__ASSIGNMENT__. The answer should reproduce every entry exactly and contain no images.

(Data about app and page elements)
+-------+

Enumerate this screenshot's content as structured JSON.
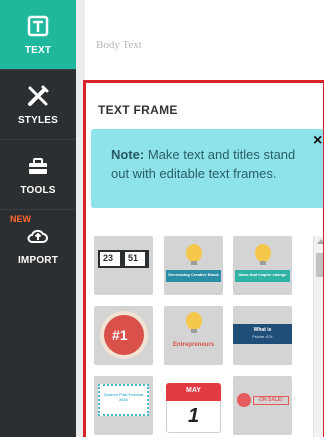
{
  "sidebar": {
    "items": [
      {
        "label": "TEXT",
        "icon": "text-frame-icon"
      },
      {
        "label": "STYLES",
        "icon": "brush-pencil-icon"
      },
      {
        "label": "TOOLS",
        "icon": "toolbox-icon"
      },
      {
        "label": "IMPORT",
        "icon": "cloud-upload-icon",
        "badge": "NEW"
      }
    ],
    "active_color": "#1fb89d",
    "badge_color": "#ff6a2a"
  },
  "header": {
    "body_text_label": "Body Text"
  },
  "panel": {
    "title": "TEXT FRAME",
    "note_label": "Note:",
    "note_text": "Make text and titles stand out with editable text frames.",
    "close_symbol": "×",
    "frame_color": "#d8232a",
    "note_color": "#8ee3ea"
  },
  "thumbnails": [
    {
      "name": "countdown-thumb",
      "text_a": "23",
      "text_b": "51"
    },
    {
      "name": "bulb-banner-thumb",
      "text": "Decreasing Creative Block"
    },
    {
      "name": "bulb-banner-thumb-2",
      "text": "Ideas that inspire change"
    },
    {
      "name": "badge-number-thumb",
      "text": "#1"
    },
    {
      "name": "entrepreneurs-thumb",
      "text": "Entrepreneurs"
    },
    {
      "name": "ribbon-thumb",
      "text": "What is",
      "text2": "Psiche d'Or"
    },
    {
      "name": "festival-thumb",
      "text": "Cannes Film Festival 2016"
    },
    {
      "name": "calendar-thumb",
      "month": "MAY",
      "day": "1"
    },
    {
      "name": "sale-thumb",
      "text": "ON SALE!"
    }
  ]
}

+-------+

__ANSWER BOX__.
Enumerate this screenshot's content as structured JSON.
{
  "sidebar": {
    "items": [
      {
        "label": "TEXT",
        "icon": "text-frame-icon"
      },
      {
        "label": "STYLES",
        "icon": "brush-pencil-icon"
      },
      {
        "label": "TOOLS",
        "icon": "toolbox-icon"
      },
      {
        "label": "IMPORT",
        "icon": "cloud-upload-icon",
        "badge": "NEW"
      }
    ],
    "active_color": "#1fb89d",
    "badge_color": "#ff6a2a"
  },
  "header": {
    "body_text_label": "Body Text"
  },
  "panel": {
    "title": "TEXT FRAME",
    "note_label": "Note:",
    "note_text": "Make text and titles stand out with editable text frames.",
    "close_symbol": "×",
    "frame_color": "#d8232a",
    "note_color": "#8ee3ea"
  },
  "thumbnails": [
    {
      "name": "countdown-thumb",
      "text_a": "23",
      "text_b": "51"
    },
    {
      "name": "bulb-banner-thumb",
      "text": "Decreasing Creative Block"
    },
    {
      "name": "bulb-banner-thumb-2",
      "text": "Ideas that inspire change"
    },
    {
      "name": "badge-number-thumb",
      "text": "#1"
    },
    {
      "name": "entrepreneurs-thumb",
      "text": "Entrepreneurs"
    },
    {
      "name": "ribbon-thumb",
      "text": "What is",
      "text2": "Psiche d'Or"
    },
    {
      "name": "festival-thumb",
      "text": "Cannes Film Festival 2016"
    },
    {
      "name": "calendar-thumb",
      "month": "MAY",
      "day": "1"
    },
    {
      "name": "sale-thumb",
      "text": "ON SALE!"
    }
  ]
}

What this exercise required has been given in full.